For 1989, Pontiac added a couple of engines to the GP
lineup. As a midyear introduction, a stroked 3.1-liter version of the 2.8 V6 was
implemented, but coupled only to an automatic. The larger engine developed 140 hp at 4800
rpm, with 180 lbs.-ft. of torque at 3600.
Also available only with an automatic transmission was
the Grand Prix Turbo, which actually was not just an engine
option, but a limited-production car that could truly be called the first high-performance
Grand Prix since the demise of the 455 SJs. It differed from lesser models in quite a few
The engine was developed by ASC/ McLaren for use
exclusively on this car. While the block and bottom end were the same as the normally
aspirated versions, they were "hardened selected castings" with more rigid quality-control
standards than normal. The turbocharger was the Garrett T25 model. The water-cooled turbo

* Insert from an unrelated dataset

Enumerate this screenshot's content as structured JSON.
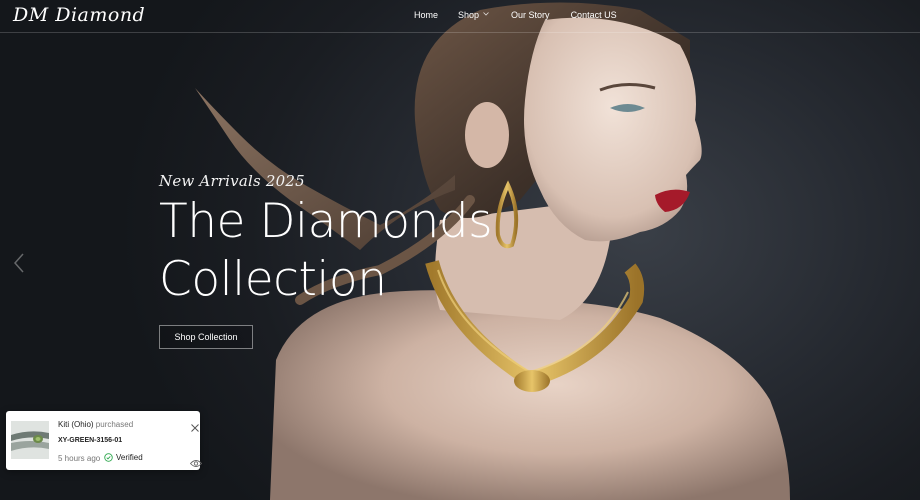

blew into an air-to-air intercooler on its way to the multi-point fuel-injection system.
The modifications were good for a very respectable 205

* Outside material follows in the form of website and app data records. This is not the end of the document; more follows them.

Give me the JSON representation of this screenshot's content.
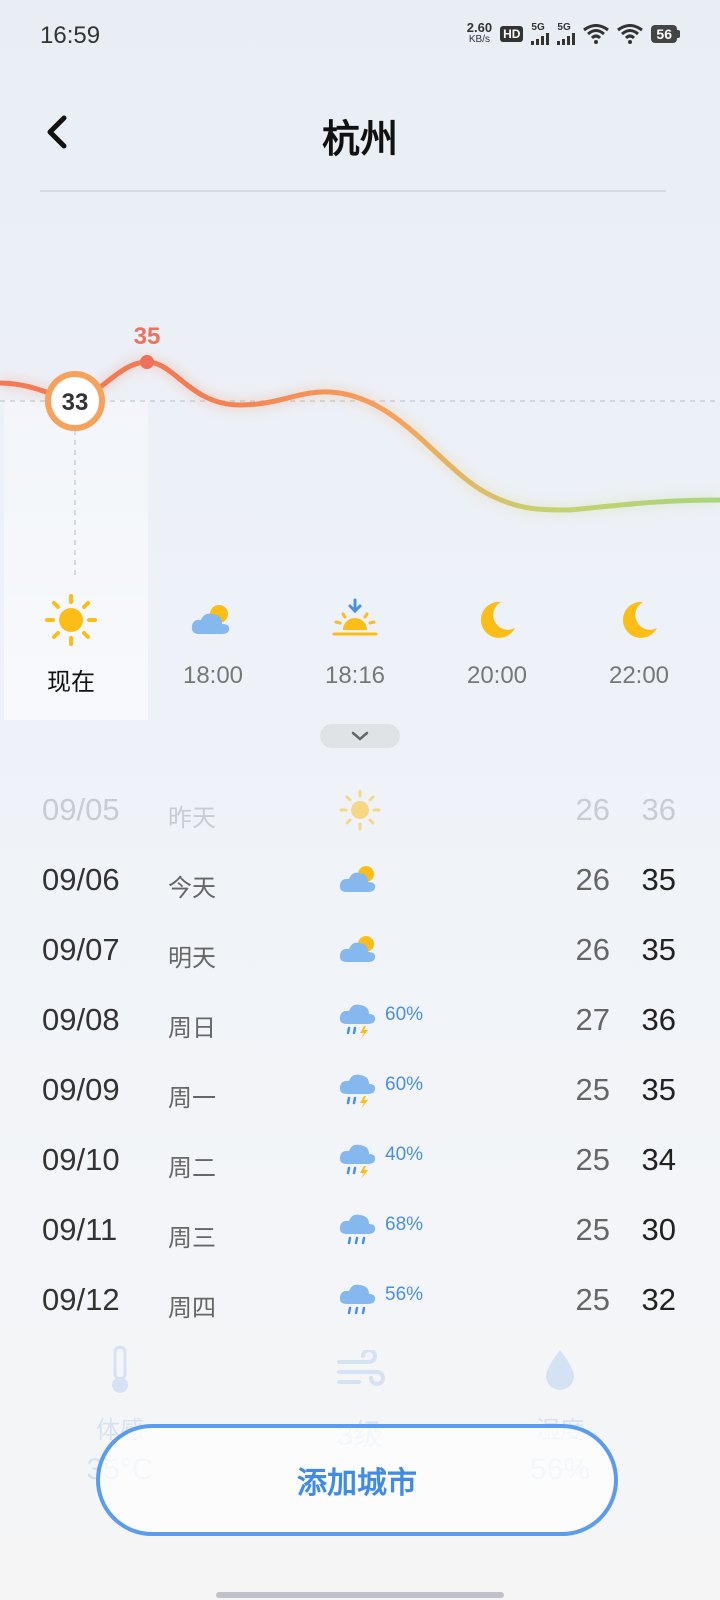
{
  "status_bar": {
    "time": "16:59",
    "net_speed_value": "2.60",
    "net_speed_unit": "KB/s",
    "hd_label": "HD",
    "hd_sub": "1 2",
    "sim1": "5G",
    "sim2": "5G",
    "battery": "56"
  },
  "header": {
    "back_icon": "chevron-left-icon",
    "title": "杭州"
  },
  "hourly_chart": {
    "current_temp": "33",
    "peak_temp": "35",
    "colors": {
      "warm": "#f47a55",
      "mid": "#f5a05a",
      "cool": "#a9d47e"
    }
  },
  "hourly": [
    {
      "label": "现在",
      "icon": "sun-icon"
    },
    {
      "label": "18:00",
      "icon": "partly-cloudy-icon"
    },
    {
      "label": "18:16",
      "icon": "sunset-icon"
    },
    {
      "label": "20:00",
      "icon": "moon-icon"
    },
    {
      "label": "22:00",
      "icon": "moon-icon"
    }
  ],
  "daily": [
    {
      "date": "09/05",
      "name": "昨天",
      "icon": "sun-icon",
      "prob": "",
      "low": "26",
      "high": "36"
    },
    {
      "date": "09/06",
      "name": "今天",
      "icon": "partly-cloudy-icon",
      "prob": "",
      "low": "26",
      "high": "35"
    },
    {
      "date": "09/07",
      "name": "明天",
      "icon": "partly-cloudy-icon",
      "prob": "",
      "low": "26",
      "high": "35"
    },
    {
      "date": "09/08",
      "name": "周日",
      "icon": "thunderstorm-icon",
      "prob": "60%",
      "low": "27",
      "high": "36"
    },
    {
      "date": "09/09",
      "name": "周一",
      "icon": "thunderstorm-icon",
      "prob": "60%",
      "low": "25",
      "high": "35"
    },
    {
      "date": "09/10",
      "name": "周二",
      "icon": "thunderstorm-icon",
      "prob": "40%",
      "low": "25",
      "high": "34"
    },
    {
      "date": "09/11",
      "name": "周三",
      "icon": "rain-icon",
      "prob": "68%",
      "low": "25",
      "high": "30"
    },
    {
      "date": "09/12",
      "name": "周四",
      "icon": "rain-icon",
      "prob": "56%",
      "low": "25",
      "high": "32"
    }
  ],
  "details": [
    {
      "icon": "thermometer-icon",
      "label": "体感",
      "value": "35°C"
    },
    {
      "icon": "wind-icon",
      "label": "",
      "value": "3级"
    },
    {
      "icon": "humidity-icon",
      "label": "湿度",
      "value": "56%"
    }
  ],
  "add_city_button": "添加城市"
}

hp at 5200 rpm, with 225 lbs.-ft. of torque at 2400. Maximum torque was actually governed
by the computer to avoid overloading the beefed-up automatic transaxle. ABS was standard a
The body received revised front and rear fascia panels,
as well as larger side skirts to accommodate the 245/50ZR-16 Goodyear Eagle Gatorback
radials, which were mounted on gold cross-lace 16x8-inch wheels.
The exterior revisions definitely gave the GP Turbo an
aggressive and distinctive look, which it could back up.
Zero-to-60 times were in the low 7-second range, with quarter-mile times in the mid-15s at
around 90 mph.